(Directions): I would like the records restated word for word, without the pictures.

(Source data):
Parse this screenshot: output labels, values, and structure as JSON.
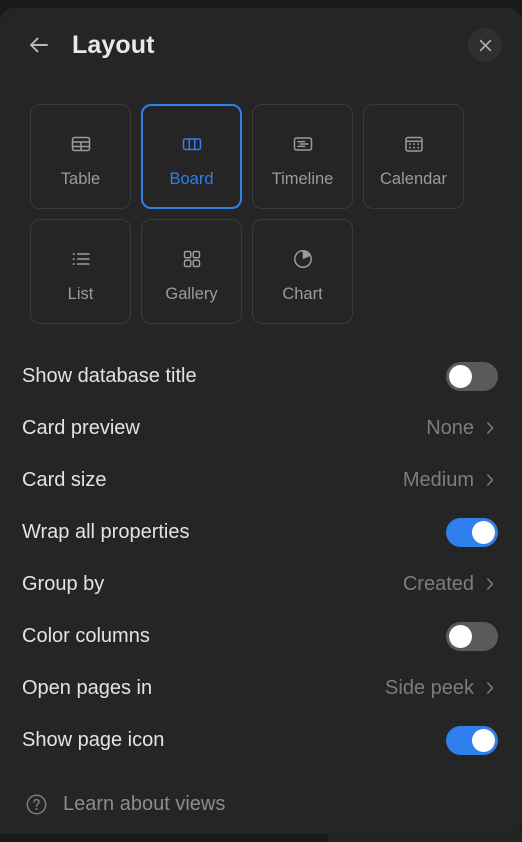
{
  "header": {
    "title": "Layout",
    "back_icon": "arrow-left-icon",
    "close_icon": "close-icon"
  },
  "layouts": {
    "selected": "Board",
    "accent_color": "#2f80ed",
    "options": [
      {
        "label": "Table",
        "icon": "table-icon",
        "selected": false
      },
      {
        "label": "Board",
        "icon": "board-icon",
        "selected": true
      },
      {
        "label": "Timeline",
        "icon": "timeline-icon",
        "selected": false
      },
      {
        "label": "Calendar",
        "icon": "calendar-icon",
        "selected": false
      },
      {
        "label": "List",
        "icon": "list-icon",
        "selected": false
      },
      {
        "label": "Gallery",
        "icon": "gallery-icon",
        "selected": false
      },
      {
        "label": "Chart",
        "icon": "chart-pie-icon",
        "selected": false
      }
    ]
  },
  "settings": {
    "rows": [
      {
        "label": "Show database title",
        "type": "toggle",
        "value": "off"
      },
      {
        "label": "Card preview",
        "type": "select",
        "value": "None"
      },
      {
        "label": "Card size",
        "type": "select",
        "value": "Medium"
      },
      {
        "label": "Wrap all properties",
        "type": "toggle",
        "value": "on"
      },
      {
        "label": "Group by",
        "type": "select",
        "value": "Created"
      },
      {
        "label": "Color columns",
        "type": "toggle",
        "value": "off"
      },
      {
        "label": "Open pages in",
        "type": "select",
        "value": "Side peek"
      },
      {
        "label": "Show page icon",
        "type": "toggle",
        "value": "on"
      }
    ]
  },
  "footer": {
    "label": "Learn about views",
    "icon": "question-circle-icon"
  }
}
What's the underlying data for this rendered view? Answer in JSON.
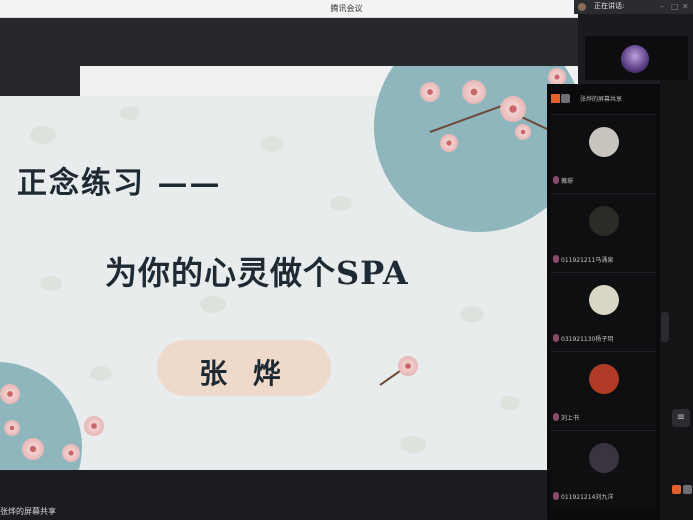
{
  "window": {
    "title": "腾讯会议"
  },
  "speaking": {
    "label": "正在讲话:"
  },
  "slide": {
    "title_line1": "正念练习 ——",
    "title_line2": "为你的心灵做个SPA",
    "presenter": "张 烨"
  },
  "share_label": "张烨的屏幕共享",
  "panel": {
    "header": "张烨的屏幕共享",
    "participants": [
      {
        "name": "薇璟",
        "avatar_color": "#c9c4bd"
      },
      {
        "name": "011921211马涌泉",
        "avatar_color": "#2d2b26"
      },
      {
        "name": "031921130杨子玥",
        "avatar_color": "#d9d6c6"
      },
      {
        "name": "刘上书",
        "avatar_color": "#b03a25"
      },
      {
        "name": "011921214刘九洋",
        "avatar_color": "#3a3440"
      }
    ]
  },
  "colors": {
    "accent": "#e2612d",
    "slide_bg": "#e8ecec",
    "circle": "#8fb5bd",
    "pill": "#eed9ca"
  },
  "icons": [
    "minimize-icon",
    "maximize-icon",
    "close-icon",
    "list-icon",
    "mic-icon"
  ]
}
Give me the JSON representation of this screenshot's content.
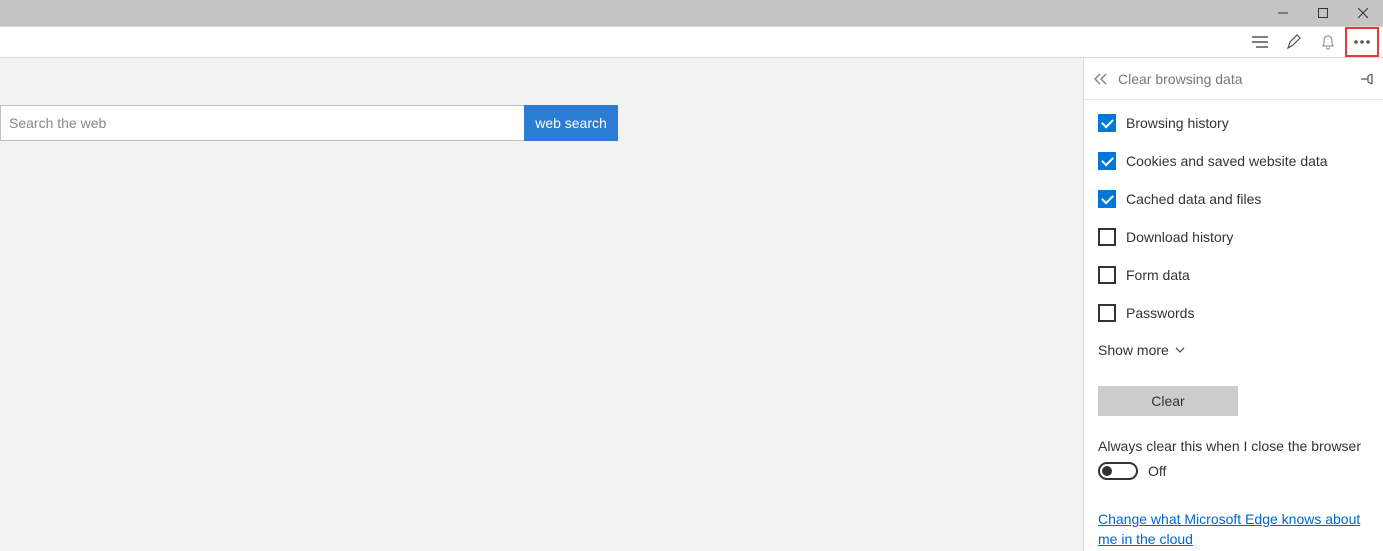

(Task response):
Parse this screenshot: output labels, values, and structure as JSON.
{
  "header": {
    "title": "Layout",
    "back_icon": "arrow-left-icon",
    "close_icon": "close-icon"
  },
  "layouts": {
    "selected": "Board",
    "accent_color": "#2f80ed",
    "options": [
      {
        "label": "Table",
        "icon": "table-icon",
        "selected": false
      },
      {
        "label": "Board",
        "icon": "board-icon",
        "selected": true
      },
      {
        "label": "Timeline",
        "icon": "timeline-icon",
        "selected": false
      },
      {
        "label": "Calendar",
        "icon": "calendar-icon",
        "selected": false
      },
      {
        "label": "List",
        "icon": "list-icon",
        "selected": false
      },
      {
        "label": "Gallery",
        "icon": "gallery-icon",
        "selected": false
      },
      {
        "label": "Chart",
        "icon": "chart-pie-icon",
        "selected": false
      }
    ]
  },
  "settings": {
    "rows": [
      {
        "label": "Show database title",
        "type": "toggle",
        "value": "off"
      },
      {
        "label": "Card preview",
        "type": "select",
        "value": "None"
      },
      {
        "label": "Card size",
        "type": "select",
        "value": "Medium"
      },
      {
        "label": "Wrap all properties",
        "type": "toggle",
        "value": "on"
      },
      {
        "label": "Group by",
        "type": "select",
        "value": "Created"
      },
      {
        "label": "Color columns",
        "type": "toggle",
        "value": "off"
      },
      {
        "label": "Open pages in",
        "type": "select",
        "value": "Side peek"
      },
      {
        "label": "Show page icon",
        "type": "toggle",
        "value": "on"
      }
    ]
  },
  "footer": {
    "label": "Learn about views",
    "icon": "question-circle-icon"
  }
}
What's the underlying data for this rendered view? Answer in JSON.
{
  "window": {
    "title": "腾讯会议"
  },
  "speaking": {
    "label": "正在讲话:"
  },
  "slide": {
    "title_line1": "正念练习 ——",
    "title_line2": "为你的心灵做个SPA",
    "presenter": "张 烨"
  },
  "share_label": "张烨的屏幕共享",
  "panel": {
    "header": "张烨的屏幕共享",
    "participants": [
      {
        "name": "薇璟",
        "avatar_color": "#c9c4bd"
      },
      {
        "name": "011921211马涌泉",
        "avatar_color": "#2d2b26"
      },
      {
        "name": "031921130杨子玥",
        "avatar_color": "#d9d6c6"
      },
      {
        "name": "刘上书",
        "avatar_color": "#b03a25"
      },
      {
        "name": "011921214刘九洋",
        "avatar_color": "#3a3440"
      }
    ]
  },
  "colors": {
    "accent": "#e2612d",
    "slide_bg": "#e8ecec",
    "circle": "#8fb5bd",
    "pill": "#eed9ca"
  },
  "icons": [
    "minimize-icon",
    "maximize-icon",
    "close-icon",
    "list-icon",
    "mic-icon"
  ]
}
Give me the JSON representation of this screenshot's content.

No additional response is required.